Riga 2009, Buenos Aires 2001
by Charles Lemos, Wed Jan 14, 2009 at 02:12:47 PM EST
Chalk up another in a string of neo-liberal economic failures. Caught in the global financial crisis to a degree perhaps only surpassed by Iceland, the normally tranquil small Baltic republic of Latvia erupted in violence overnight. Thousands of people massed in the Latvian capital, Riga, demanding snap elections and the resignation of the government in the face of a deepening economic crisis. The resentments quickly turned into a riot. Twenty-five people were injured and 106 were arrested.
Latvia's fall is, indeed, a hard one. Credit growth had reached an astounding 78% in 2007. Riga property prices more than doubled since early 2005, driving prices in the old city above levels found in Berlin. Over 85% of all household and corporate debt in Latvia was contracted in foreign currencies, a proportion similar to Argentine dollar debt before the collapse of the peso peg in 2001. The current account deficit was 26% of GDP in the fourth quarter, the world's highest. All thanks to lax regulations on the free flow of capital, one of the cornerstones of neo-liberal economic thought.
"The situation in Latvia bears a striking similarity to that in Iceland last year, only we would argue that Latvia is more exposed," said Tim Ash, an economist at Bear Stearns warned in a report published in February 2008. Consider the moment now one of full exposure. Ah, the joys of the free flow of the capital. Riga 2009 is Buenos Aires 2001.
Discontent has been brewing since the country slid into recession and the government had to seek a £7.5 billion (approx $10.4 billion USD) rescue from the International Monetary Fund and European Union this past Fall. The Latvian economy shrank 4.2% in the third quarter of 2008 compared with the same period in 2007 and official data showed the country as suffering the sharpest recession in the EU. That's rather remarkable given the economic downturn in Iceland, Spain, Ireland and Belgium. According to the Latvia Central Bank, the economy is expected to shrink at least 5% and perhaps as much as 8% this year after the credit crunch stopped a consumer boom coupled with collapse of the country's currency, the lats.
On November 8 of last year, the Latvian government was forced to rescue Parex by taking a 51% share -- Parex is Latvia's largest local bank and the country's second-biggest after Swedish-owned Swedbank -- for the symbolic sum of two lats (2.85 euros, 3.65 dollars). Then again, you're essentially buying liabilities, not assets.
The move came after the Parex had lost 108 million lats in deposits. Parex's boss blamed an exodus of customers attracted by Swedish state guarantees for Nordic rivals such as Swedbank and SEB, the country's third-ranked bank. The government said it had acted to ward off a wider financial sector crisis in the Baltic state.
Since then, the situation has only gotten worse.
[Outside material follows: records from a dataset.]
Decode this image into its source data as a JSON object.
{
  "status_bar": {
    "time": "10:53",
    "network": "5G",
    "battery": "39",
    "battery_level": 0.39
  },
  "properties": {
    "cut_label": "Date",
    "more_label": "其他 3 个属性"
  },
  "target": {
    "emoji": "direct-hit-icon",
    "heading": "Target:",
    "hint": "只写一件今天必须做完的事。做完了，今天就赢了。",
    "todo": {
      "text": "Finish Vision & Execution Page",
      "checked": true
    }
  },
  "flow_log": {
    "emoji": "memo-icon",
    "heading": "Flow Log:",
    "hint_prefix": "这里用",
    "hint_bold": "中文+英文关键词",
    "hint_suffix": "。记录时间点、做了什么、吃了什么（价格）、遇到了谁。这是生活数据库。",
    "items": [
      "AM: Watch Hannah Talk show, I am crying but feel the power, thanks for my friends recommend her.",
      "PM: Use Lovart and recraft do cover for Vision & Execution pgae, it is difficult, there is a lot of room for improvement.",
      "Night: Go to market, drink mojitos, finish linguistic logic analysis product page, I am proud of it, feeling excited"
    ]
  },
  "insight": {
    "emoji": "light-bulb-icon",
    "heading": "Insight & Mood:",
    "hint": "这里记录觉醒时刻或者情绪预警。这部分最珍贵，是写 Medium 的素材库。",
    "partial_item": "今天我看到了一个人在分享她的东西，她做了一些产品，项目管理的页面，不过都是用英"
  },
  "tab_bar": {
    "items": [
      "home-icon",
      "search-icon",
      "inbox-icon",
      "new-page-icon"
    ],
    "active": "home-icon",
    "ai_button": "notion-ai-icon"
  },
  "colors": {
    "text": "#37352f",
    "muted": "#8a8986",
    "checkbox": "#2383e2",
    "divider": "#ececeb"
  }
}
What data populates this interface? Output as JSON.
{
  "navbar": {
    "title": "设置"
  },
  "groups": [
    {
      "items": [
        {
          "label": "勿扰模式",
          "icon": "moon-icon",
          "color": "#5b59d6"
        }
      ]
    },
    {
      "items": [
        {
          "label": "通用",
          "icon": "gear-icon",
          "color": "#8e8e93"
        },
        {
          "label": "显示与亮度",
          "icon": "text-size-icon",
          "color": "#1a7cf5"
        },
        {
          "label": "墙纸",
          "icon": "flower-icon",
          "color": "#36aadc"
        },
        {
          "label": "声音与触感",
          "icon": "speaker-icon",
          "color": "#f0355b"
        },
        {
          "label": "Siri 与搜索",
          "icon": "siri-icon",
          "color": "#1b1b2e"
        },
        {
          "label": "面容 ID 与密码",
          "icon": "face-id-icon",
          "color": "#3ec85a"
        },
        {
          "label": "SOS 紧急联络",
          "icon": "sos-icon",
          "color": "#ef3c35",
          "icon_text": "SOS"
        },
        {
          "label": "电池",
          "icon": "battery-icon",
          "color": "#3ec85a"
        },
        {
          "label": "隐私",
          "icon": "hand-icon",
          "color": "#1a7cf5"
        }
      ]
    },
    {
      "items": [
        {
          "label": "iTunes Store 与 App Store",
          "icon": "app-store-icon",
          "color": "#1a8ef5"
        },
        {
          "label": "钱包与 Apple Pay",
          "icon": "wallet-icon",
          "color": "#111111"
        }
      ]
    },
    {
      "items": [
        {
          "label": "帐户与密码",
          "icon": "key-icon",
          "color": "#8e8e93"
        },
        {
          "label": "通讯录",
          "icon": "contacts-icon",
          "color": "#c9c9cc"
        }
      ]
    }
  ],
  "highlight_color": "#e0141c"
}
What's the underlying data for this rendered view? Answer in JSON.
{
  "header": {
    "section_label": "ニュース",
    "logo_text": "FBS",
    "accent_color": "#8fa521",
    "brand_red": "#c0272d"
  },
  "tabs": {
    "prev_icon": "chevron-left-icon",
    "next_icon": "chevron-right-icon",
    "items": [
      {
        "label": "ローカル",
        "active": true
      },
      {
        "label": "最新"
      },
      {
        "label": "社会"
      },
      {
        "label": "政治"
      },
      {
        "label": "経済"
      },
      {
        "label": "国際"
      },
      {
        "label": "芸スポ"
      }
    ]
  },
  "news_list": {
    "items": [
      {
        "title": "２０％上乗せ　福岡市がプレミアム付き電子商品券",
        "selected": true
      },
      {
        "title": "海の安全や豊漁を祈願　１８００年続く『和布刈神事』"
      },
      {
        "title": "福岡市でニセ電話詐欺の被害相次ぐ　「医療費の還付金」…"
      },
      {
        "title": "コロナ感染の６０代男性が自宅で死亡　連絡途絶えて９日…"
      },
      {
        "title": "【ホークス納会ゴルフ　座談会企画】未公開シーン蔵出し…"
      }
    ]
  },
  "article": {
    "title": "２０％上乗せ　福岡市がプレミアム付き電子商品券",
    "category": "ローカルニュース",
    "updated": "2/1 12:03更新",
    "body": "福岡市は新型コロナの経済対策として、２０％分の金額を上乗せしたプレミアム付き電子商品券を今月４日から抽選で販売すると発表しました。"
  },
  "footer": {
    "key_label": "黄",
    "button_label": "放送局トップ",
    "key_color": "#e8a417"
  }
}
Unemployment is running in the low teens, more than triple where it was a year ago. Additionally, Latvia's Parliament also approved linked belt-tightening measures, notably deep budget cuts that slash state employees' pay by up to 15%. This is, of course, the major worry facing global policy makers -- how to tackle the deflationary pressure on wages (just as a reminder Governor Schwarzenegger just cut the wages of California state employees 10%).
Back in May 2007, the Fitch Rating Agency said this in a report:
"Cheap and plentiful capital inflows have fueled the economic boom Eastern Europe. This begs the question how well the region will cope in the event of a marked increase in risk aversion and tighteneing liquidity."
Cross out Eastern Europe and substitute United States and the same is true. How well can the US cope in the event of a marked increase in risk aversion and tigtheneing liquity? Probably better than Latvia or Iceland but all I can say is be nice to your Chinese lenders, you owe them $40,000 per US household.
It's time for a more circumscribed approach. That is, markets work best when rules and regulations are in place to moderate the tendency to excess. The day will come when the world will no longer willingly finance our penchant for militarism no matter how noble the cause nor our unrestrained consumerism. And that day is fast approaching.